Chris Lange, FISM News
At least 29 Christians have been killed in Mozambique since September at the hands of militant groups with ties to the Islamic State, according to a report published Wednesday by Pennsylvania-based Barnabas Aid.
The report showed that 21 Christians were killed in October alone by the Ahlu Sunnah Wa-Jama terror group, known locally as Al Shabaab, in the northern Cabo Delgado Province. Hundreds of residents were also displaced in the same time period.

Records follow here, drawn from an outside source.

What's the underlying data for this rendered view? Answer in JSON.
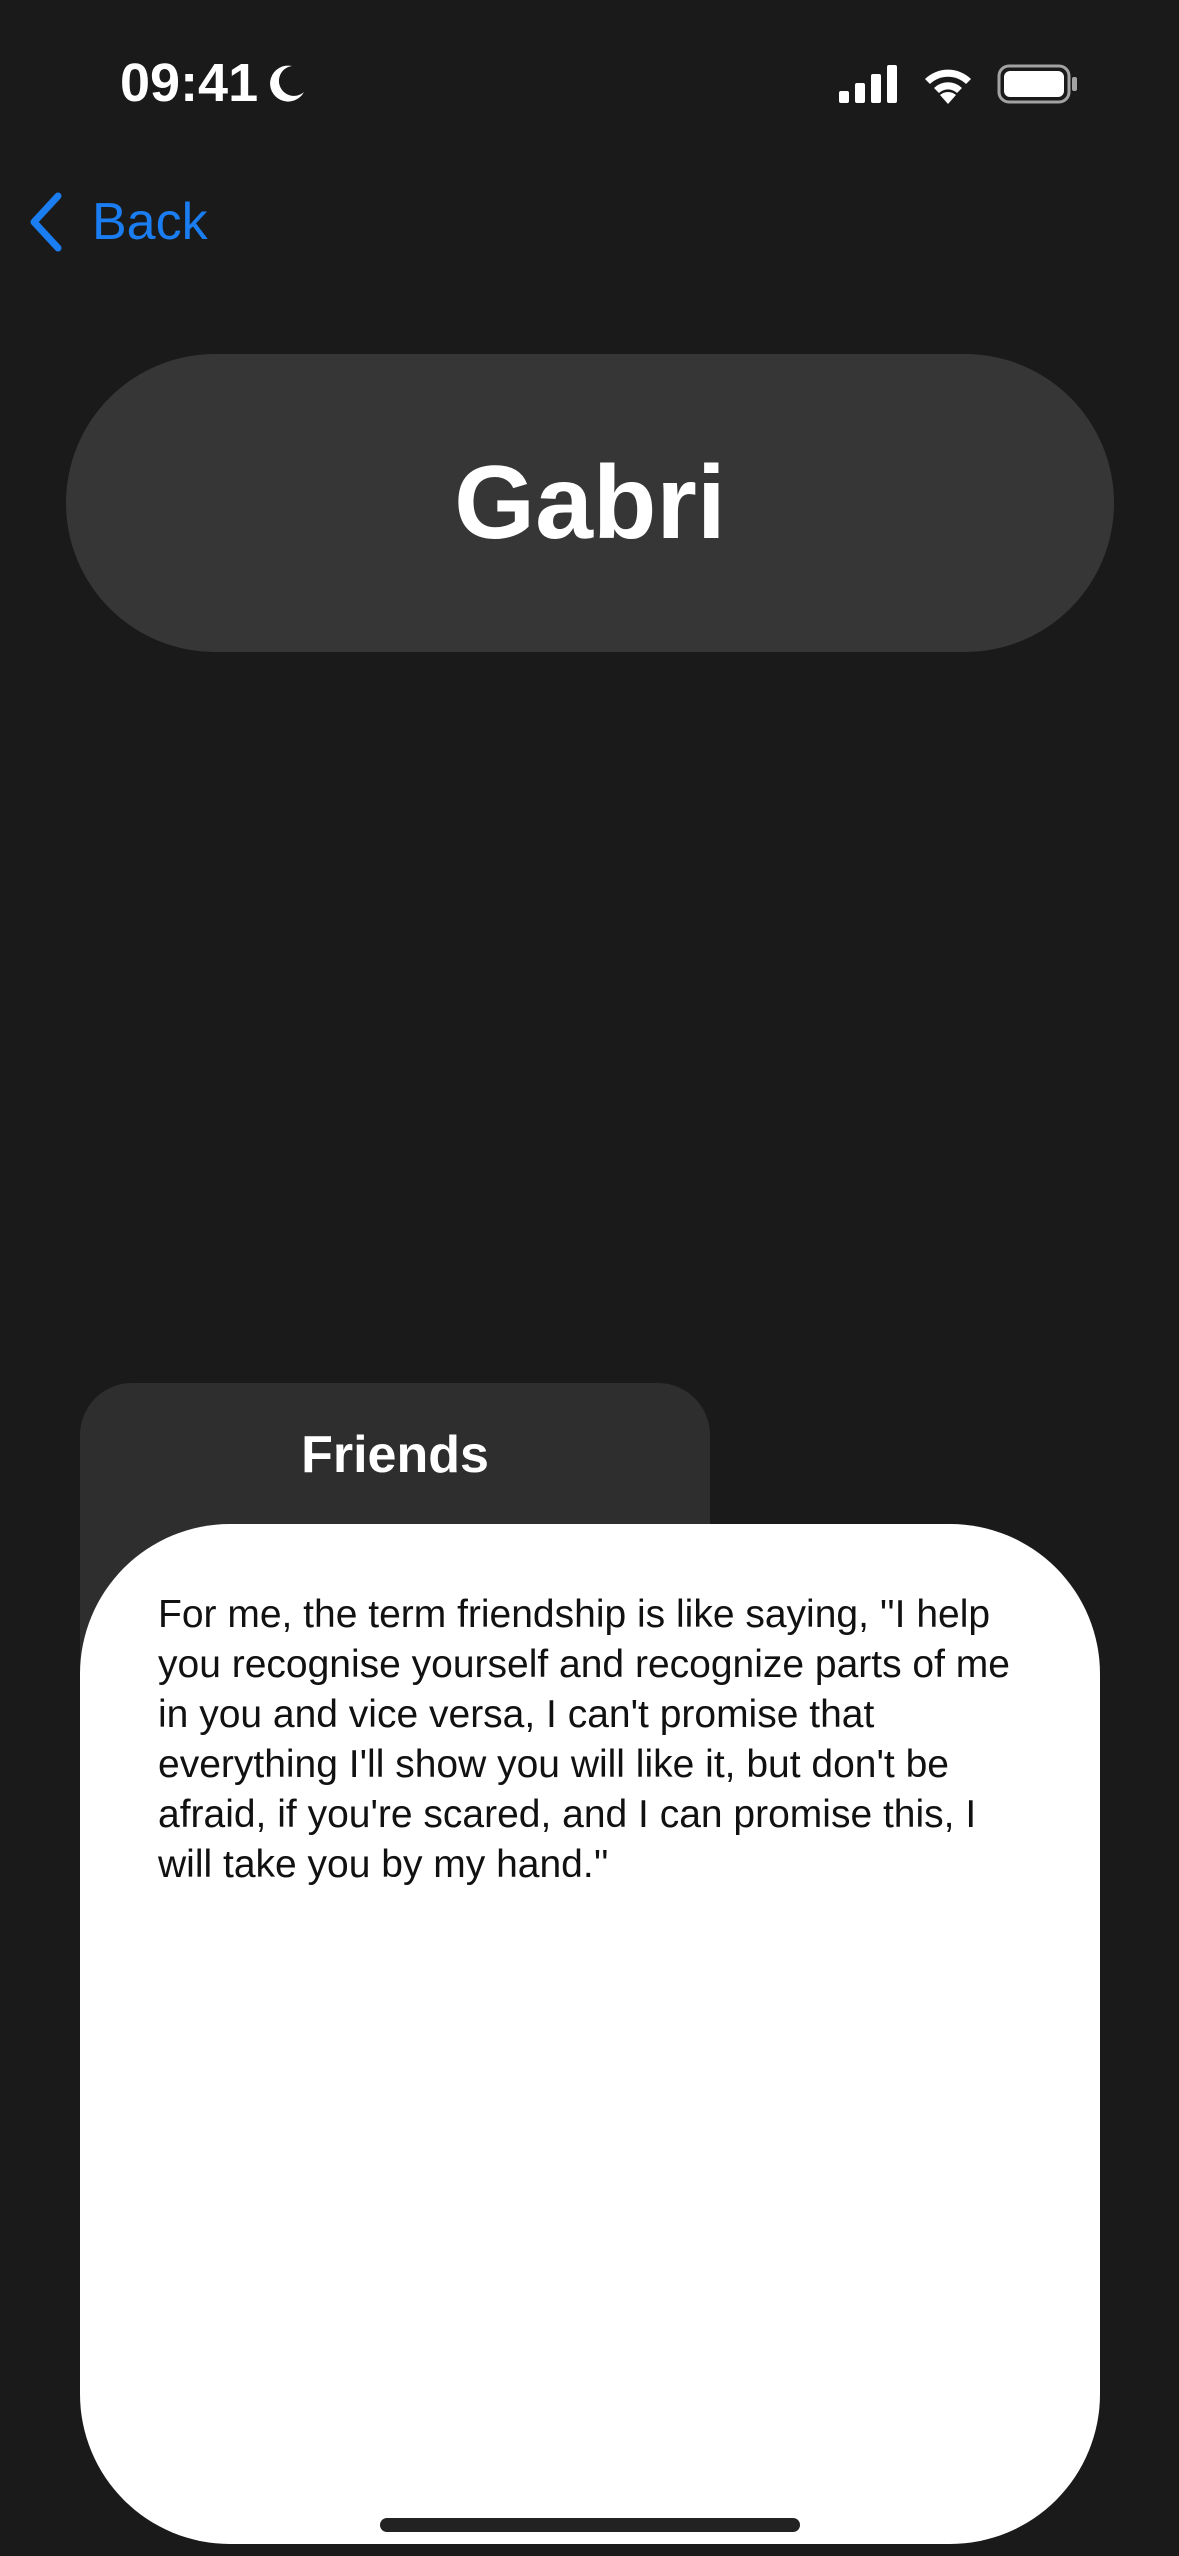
{
  "status_bar": {
    "time": "09:41",
    "focus_icon": "moon-icon",
    "signal_icon": "cellular-signal-icon",
    "wifi_icon": "wifi-icon",
    "battery_icon": "battery-icon"
  },
  "nav": {
    "back_label": "Back",
    "back_icon": "chevron-left-icon",
    "accent_color": "#1a7df2"
  },
  "header": {
    "name": "Gabri"
  },
  "card": {
    "title": "Friends"
  },
  "sheet": {
    "text": "For me, the term friendship is like saying, ''I help you recognise yourself and recognize parts of me in you and vice versa, I can't promise that everything I'll show you will like it, but don't be afraid, if you're scared, and I can promise this, I will take you by my hand.''"
  },
  "colors": {
    "background": "#1a1a1a",
    "pill": "#363636",
    "card": "#2e2e2e",
    "sheet": "#ffffff"
  }
}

The Islamic organization reported killing 20 Christians between Oct. 3 and 20. Another person was killed when militants set fire to a church and residences in the Chiure district on Oct. 26. A September report issued by Barnabas Aid indicated that the same group was responsible for killing at least eight Christians and setting fire to two churches and 120 houses in Cabo Delgado and neighboring Nampula Province that month.
Since 2017, Islamic extremists have terrorized Christians and traditional Muslim communities with beheadings, kidnappings, and the torching of churches, schools, and homes in northern Mozambique as they seek to establish an Islamic Caliphate in the southern African country. Radicals have taken control of regions in Mozambique rich with natural resources that include some of the world’s largest untapped coal deposits, gold, rubies, copper, and graphite, among other valuable commodities.
The Ansar al-Sunna group reportedly pledged allegiance to the Islamic State in the spring of 2018, possibly as early as April, according to reporting by The Christian Post.
“People have witnessed their loved ones being killed, beheaded, and raped, and their houses and other infrastructure burned to the ground,” United Nations Spokesperson Matthew Saltmarsh told journalists in October.
“Men and boys have also been forcibly enrolled in armed groups. Livelihoods have been lost, and education stalled while access to necessities such as food and healthcare has been hampered. Many people have been re-traumatized after being forced to move multiple times to save their lives.”
The Washington Post reported last month that Islamic extremists have also been kidnapping Mozambican women to keep as sex slaves.
Over half of the population of Mozambique is Christian, accounting for around 18 million of the 33.2 million population, according to international Christian persecution watchdog group Open Doors. Increased “radical Islamic attacks” on believers in Mozambique led Open Doors to add the country to its 50 World Watch rankings for Christian persecution in 2021. Within a year, Mozambique moved up from the bottom of the list to No. 41 in correlation to the rise of Islamic jihadist groups known for excessive “brutality” and based upon the number of deaths and atrocities that have been reported.
The U.S. State Department considers Mozambique to be one of the “least developed countries in the world,” according to a department Fact Sheet,” which lists the U.S. as “the largest bilateral donor to the country, providing over $560 million in assistance annually.”
At least 24 countries have sent troops to support the fight against insurgents in Mozambique, according to the BBC.